Camp for all abilities

Camp Kostopulos strives to include all kids of all abilities who could benefit from a summer riding horses, fishing, swimming and taking on the ropes course. They also offer a travel camp, which takes kids to destinations across the Intermountain West. June 1–Aug. 2, ages 7 and up, $405, scholarships available for low-income families, families registered with Division of Services for People with Disabilites may have respite funds available, register by mid-May. Camp Kostopulos, 4180 Emigration Canyon Road, SLC, 801-582-0700, 

Doubling up

Two camps with all the traditional camp activities for kids with disabilities: Camp Valor for kids with hemophilia and Camp Hawkins for kids with heart disease. Siblings are welcome to both. Camp Valor: July 29–Aug. 2, ages 5–17, $65, Camp Hawkins: June 24–27, ages 4–17, $20–$65,

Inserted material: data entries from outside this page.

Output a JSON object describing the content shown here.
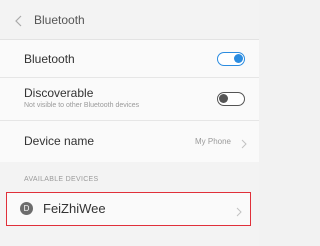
{
  "header": {
    "title": "Bluetooth"
  },
  "settings": {
    "bluetooth": {
      "label": "Bluetooth",
      "enabled": true
    },
    "discoverable": {
      "label": "Discoverable",
      "sublabel": "Not visible to other Bluetooth devices",
      "enabled": false
    },
    "device_name": {
      "label": "Device name",
      "value": "My Phone"
    }
  },
  "available_devices": {
    "header": "AVAILABLE DEVICES",
    "items": [
      {
        "avatar_letter": "D",
        "name": "FeiZhiWee"
      }
    ]
  },
  "colors": {
    "accent": "#2b8ce0",
    "highlight_border": "#e0303a"
  },
  "icons": {
    "back": "chevron-left-icon",
    "chevron": "chevron-right-icon",
    "device": "device-avatar-icon"
  }
}
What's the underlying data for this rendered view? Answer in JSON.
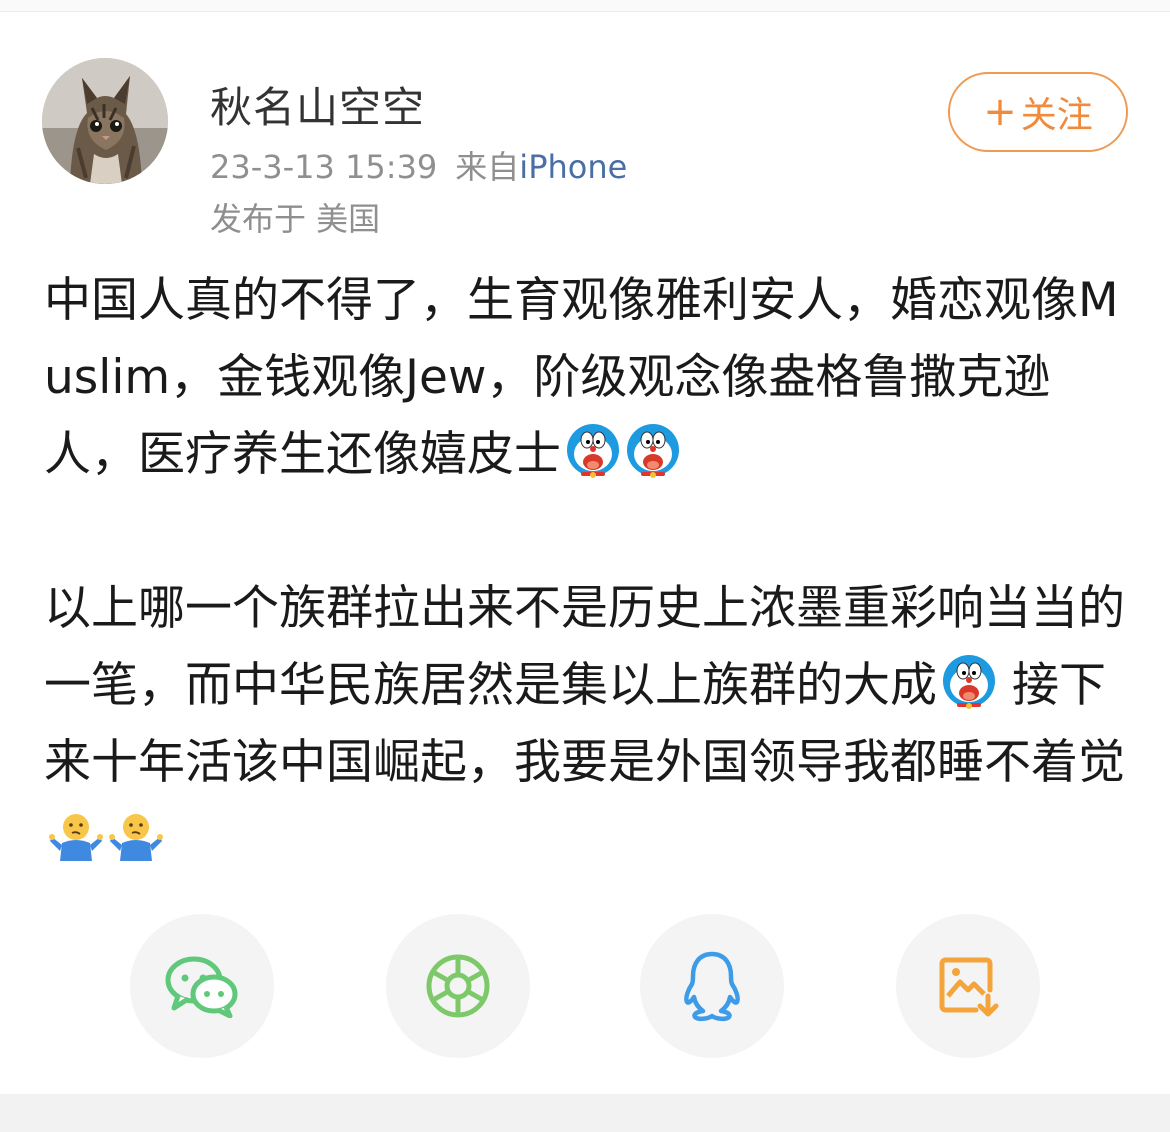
{
  "post": {
    "username": "秋名山空空",
    "timestamp": "23-3-13 15:39",
    "source_prefix": "来自",
    "source": "iPhone",
    "location": "发布于 美国",
    "follow_label": "关注",
    "follow_plus": "+"
  },
  "body": {
    "paragraph1": "中国人真的不得了，生育观像雅利安人，婚恋观像Muslim，金钱观像Jew，阶级观念像盎格鲁撒克逊人，医疗养生还像嬉皮士",
    "paragraph1_emojis": [
      "doraemon-emoji",
      "doraemon-emoji"
    ],
    "paragraph2_a": "以上哪一个族群拉出来不是历史上浓墨重彩响当当的一笔，而中华民族居然是集以上族群的大成",
    "paragraph2_b": " 接下来十年活该中国崛起，我要是外国领导我都睡不着觉",
    "paragraph2_emojis": [
      "doraemon-emoji",
      "shrug-emoji",
      "shrug-emoji"
    ]
  },
  "share": [
    {
      "icon": "wechat-icon"
    },
    {
      "icon": "moments-icon"
    },
    {
      "icon": "qq-icon"
    },
    {
      "icon": "save-image-icon"
    }
  ],
  "colors": {
    "accent": "#f08a3c",
    "link": "#4a6fa5",
    "meta": "#8f8f8f",
    "wechat": "#5fc87a",
    "moments": "#7dc96a",
    "qq": "#3d9be8",
    "save": "#f3a43a"
  }
}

Just hours after being sworn in, President Joe Biden signed an executive order calling for a review of the boundaries for Bears Ears and Grand Staircase-Escalante national monuments. The monuments—designated by Barack Obama in 2016 and Bill Clinton in 1996—were reduced by roughly 2 million acres by former president Donald Trump, and the executive order is seen as move towards restoring the original boundaries.⁠

Read the full story through the link in bio.⁠

📸Bears Ears National Monument: Courtesy of Utah Office of Tourism

What’s your favorite park in Utah? ...

Our Jan/Feb issue is out on stands now! This issue means so much to us. Made with lots of love and tears. We hope you’ll grab a copy and enjoy every moment of reading it. ❤️ ...

Here's one from our upcoming Jan/Feb issue out on stands in just a few days. We hope you’ll grab a copy and enjoy every moment of reading it.⁠

Mary photobombs Lisa Barlow at the premiere party for Real Housewives of Salt Lake. Below is a snippet from Mary's last editor's letter:⁠

"It’s all a little crazy.⁠
Sometime in 2020, the world stopped making sense for a lot of us. Between one of the ugliest election cycles the U.S. has ever been through and the most mysterious disease most of us have ever experienced, normal was canceled. We can’t get together with friends, hug our loved ones, be in the room with them when they die. But somehow we have to go on, right? Somehow we have to continue to work and love and laugh. This issue of Salt Lake magazine holds a lot of frivolity, the main one being an extremely silly TV show, The Real Housewives of Salt Lake City. There I am in a pink fur coat in a car with our cover housewife, Lisa Barlow and her boys."⁠

Pick up our Jan/Feb issue at your local grocer and read the full letter. ❤️

Link in bio to subscribe.

We love you so much, Salt Lake ❤️⁠

Wishing everyone a safe and happy holiday. Be merry, be bright and be good for goodness sake! ✨

Skip the milk and cookies this holiday and leave out something that Santa really wants 🍺😉🎅⁠

Check out our local holiday beer round up for last minute gift ideas! Link in bio!

Mary's last-minute holiday gift ideas from last year are still as true and relevant today...⁠

"The planet we live with and the creatures on it need all kinds of things. Polar bears need presents, tree frogs in the Amazon need gifts, our Utah canyons and our national parks need help."⁠

Check the link in bio for full write up.

There was never a time there wasn’t Mary Malouf. Until now. Today, Mary died when a rogue wave swept her out to sea off the coast of Northern California. Only she – perhaps the world’s foremost lover of Bronte, BBC mysteries and, of course, Moby Dick – would appreciate such poetic drama.

“I know not all that may be coming, but be it what it will, I'll go to it laughing.” — Mary Brown Malouf. Ooops. Herman Mellville.